With $175 billion in investments, NYC’s pension funds are collectively the fifth-largest retirement plan in the entire United States. Of that, $58 billion is invested in the stock market. As of last week, those stock market investments no longer included shares in private prison companies. With the sell-off, NYC’s public pension system became the first in the country to divest from private prison companies, selling off $48 million in shares.
“With Donald Trump in the White House, we’re seeing more and more industries try to profit from backwards policies at the expense of immigrants and communities of color. But because of this major new step, we are demonstrating that we will not be complicit. We are standing up for what’s right,” New York City Comptroller Scott M. Stringer said in a statement announcing the successful sell-off.
The move comes practically on the heels of the announcement that NYC has begun the process of cutting ties with Wells Fargo as its primary banker. While city officials said that decision had only to do with Wells Fargo failing its most recent Community Reinvestment Act examination, the bank is also known to be one of the most active financiers of private prisons, as reported in a story from Take Part last fall.
The city’s pension fund trustees, which include Stringer, voted to divest from private prisons in May, after studying the financial implications of doing so. “As fiduciaries of NYCERS (NYC Employees’ Retirement System), we have a responsibility to protect the hard-earned money of thousands of New Yorkers,” said Public Advocate Letitia James in a statement after the vote. “It is apparent that investments in private prisons are not only an unstable and risky investment, but a deeply troubling one.
In the final divestment announcement last week, the comptroller’s office cited reputational risks (poor conditions, high rates of violence, improper staffing levels, inmate abuse and other human rights concerns), legal risks (lawsuits stemming from human rights abuses can lead to high payouts, making private prison companies less profitable), and regulatory risks (such as a future presidential administration reinstating the Obama administration’s plan to phase out the use of private prison companies in the federal prison system).
Both civil rights and immigrant rights activists cheered the decision. Private prison companies also happen to own and operate many of the nation’s immigrant detention centers. The National Network for Immigrant and Refugee Rights is a member of a national prison divestment campaign.
The comptroller’s office found that privately owned detention centers hold as many as 65 percent of Immigration and Customs Enforcement (ICE) detainees, and at least eight immigrant detainees have died while in those private facilities.
“Our investments need to reflect our values. To that end, divesting our city’s pension funds from private prison companies reflects our belief that the abuses of this industry do not advance safety or justice in our society. As a NYCERS trustee, I was proud to cast my vote in favor of full divestment,” Brooklyn Borough President Eric L. Adams said in a statement.

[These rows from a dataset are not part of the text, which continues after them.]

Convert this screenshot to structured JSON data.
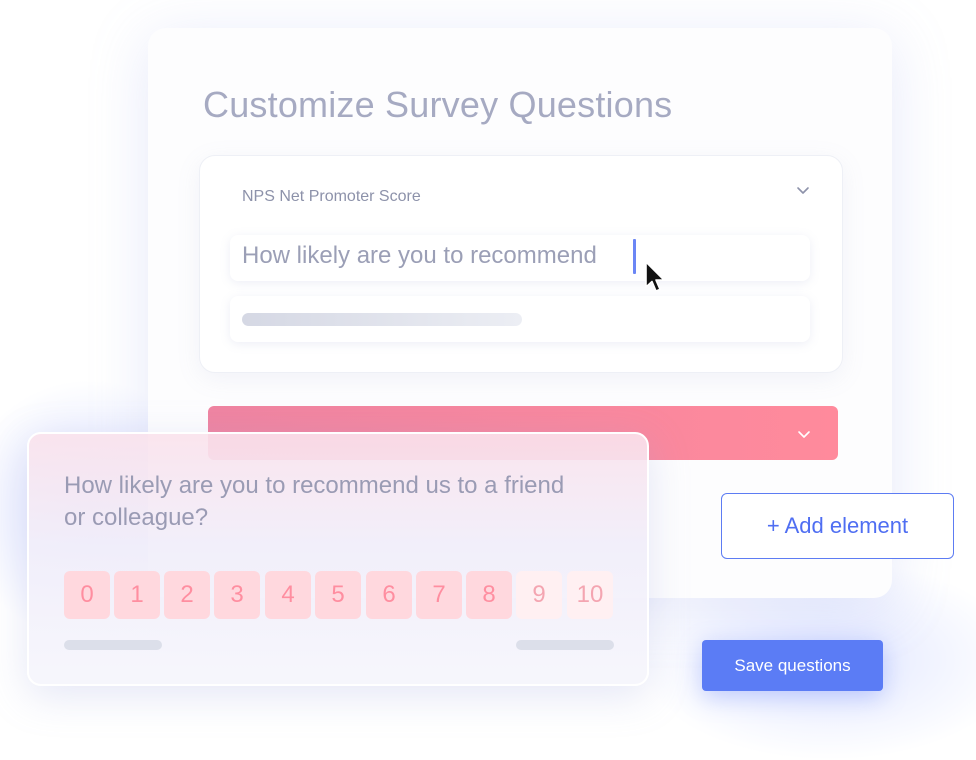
{
  "editor": {
    "title": "Customize Survey Questions",
    "question_block": {
      "type_label": "NPS Net Promoter Score",
      "question_text": "How likely are you to recommend"
    }
  },
  "preview": {
    "question": "How likely are you to recommend us to a friend or colleague?",
    "scale": [
      "0",
      "1",
      "2",
      "3",
      "4",
      "5",
      "6",
      "7",
      "8",
      "9",
      "10"
    ]
  },
  "buttons": {
    "add_element": "+ Add element",
    "save": "Save questions"
  },
  "icons": {
    "panel_toggle": "chevron-down-icon",
    "pink_toggle": "chevron-down-icon",
    "pointer": "mouse-pointer-icon"
  },
  "colors": {
    "accent": "#5b7cf5",
    "pink": "#ff8a9c",
    "title_text": "#a6aac2"
  }
}
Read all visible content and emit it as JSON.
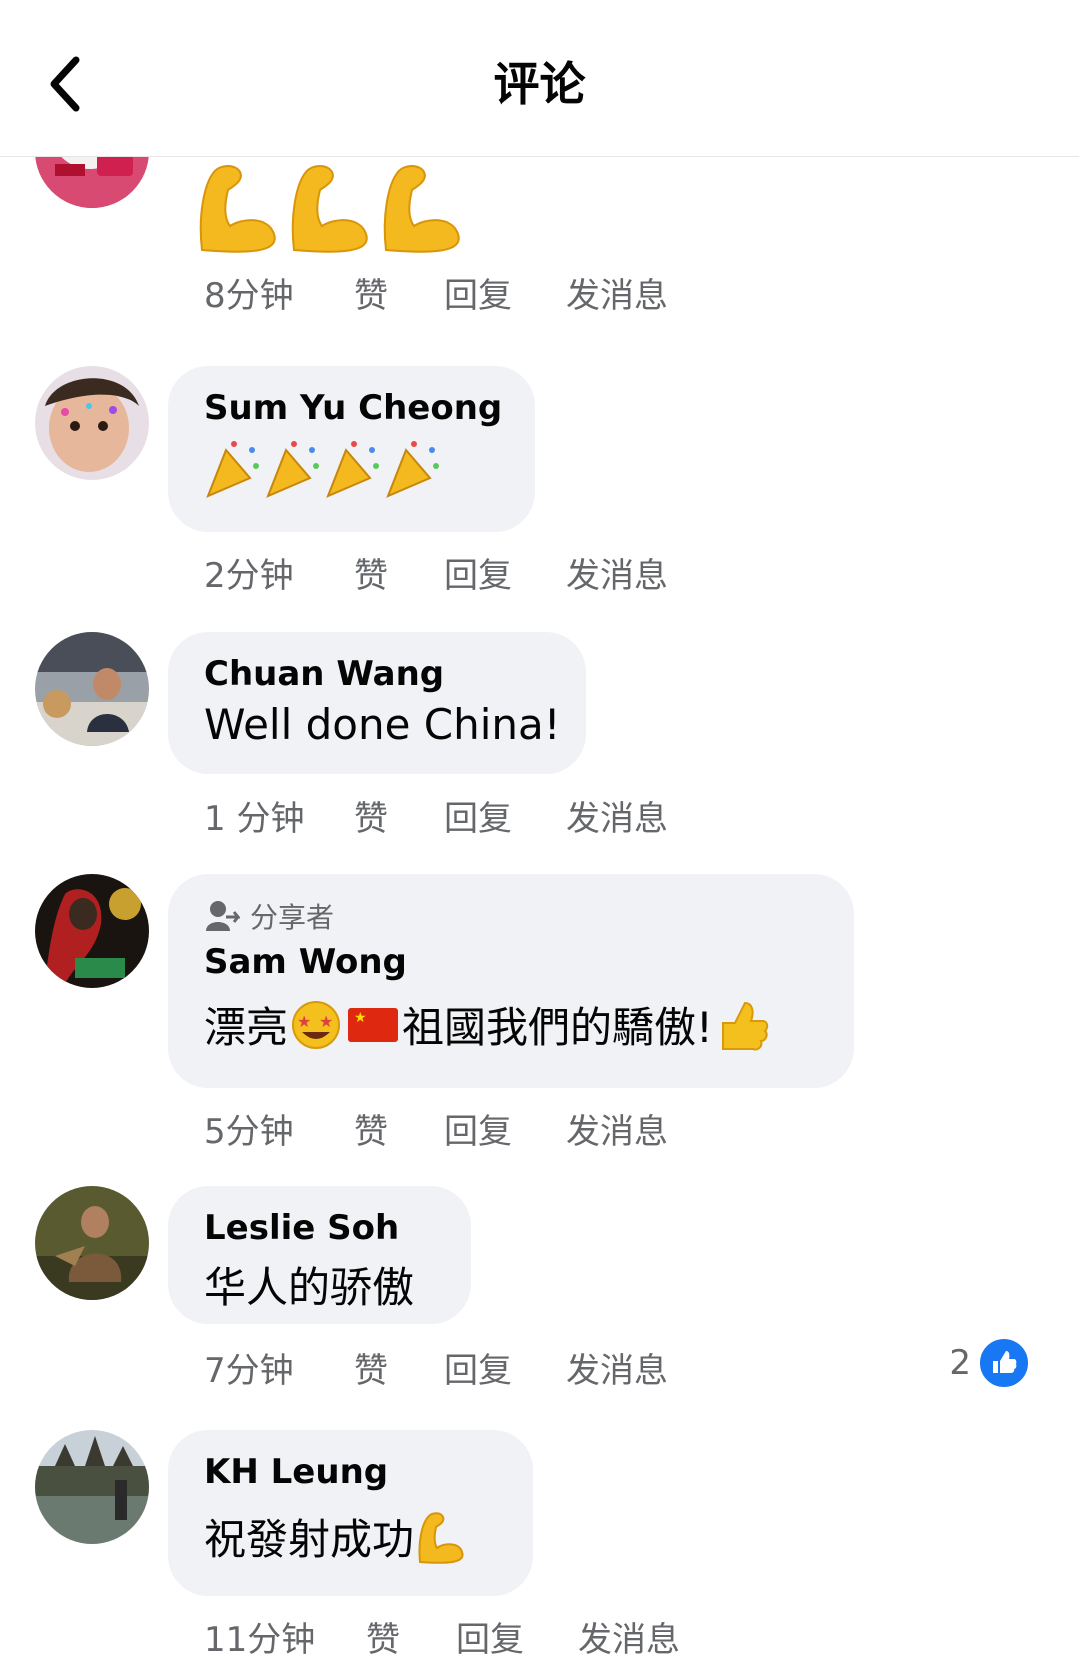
{
  "header": {
    "title": "评论"
  },
  "actions": {
    "like": "赞",
    "reply": "回复",
    "message": "发消息"
  },
  "comments": [
    {
      "author": "",
      "text": "💪💪💪",
      "time": "8分钟"
    },
    {
      "author": "Sum Yu  Cheong",
      "text": "🎉🎉🎉🎉",
      "time": "2分钟"
    },
    {
      "author": "Chuan Wang",
      "text": "Well done China!",
      "time": "1 分钟"
    },
    {
      "author": "Sam Wong",
      "sharer_label": "分享者",
      "text_a": "漂亮",
      "text_b": "祖國我們的驕傲!",
      "time": "5分钟"
    },
    {
      "author": "Leslie Soh",
      "text": "华人的骄傲",
      "time": "7分钟",
      "likes": "2"
    },
    {
      "author": "KH Leung",
      "text": "祝發射成功",
      "time": "11分钟"
    }
  ],
  "colors": {
    "like_blue": "#1877f2",
    "bubble": "#f0f2f5",
    "meta": "#65676b"
  }
}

Oscar is a Next City 2015-2016 equitable cities fellow. A New York City-based journalist with a background in global development and social enterprise, he has written about impact investing, microfinance, fair trade, entrepreneurship and more for publications such as Fast Company and NextBillion.net. He has a B.A. in Economics from Villanova University.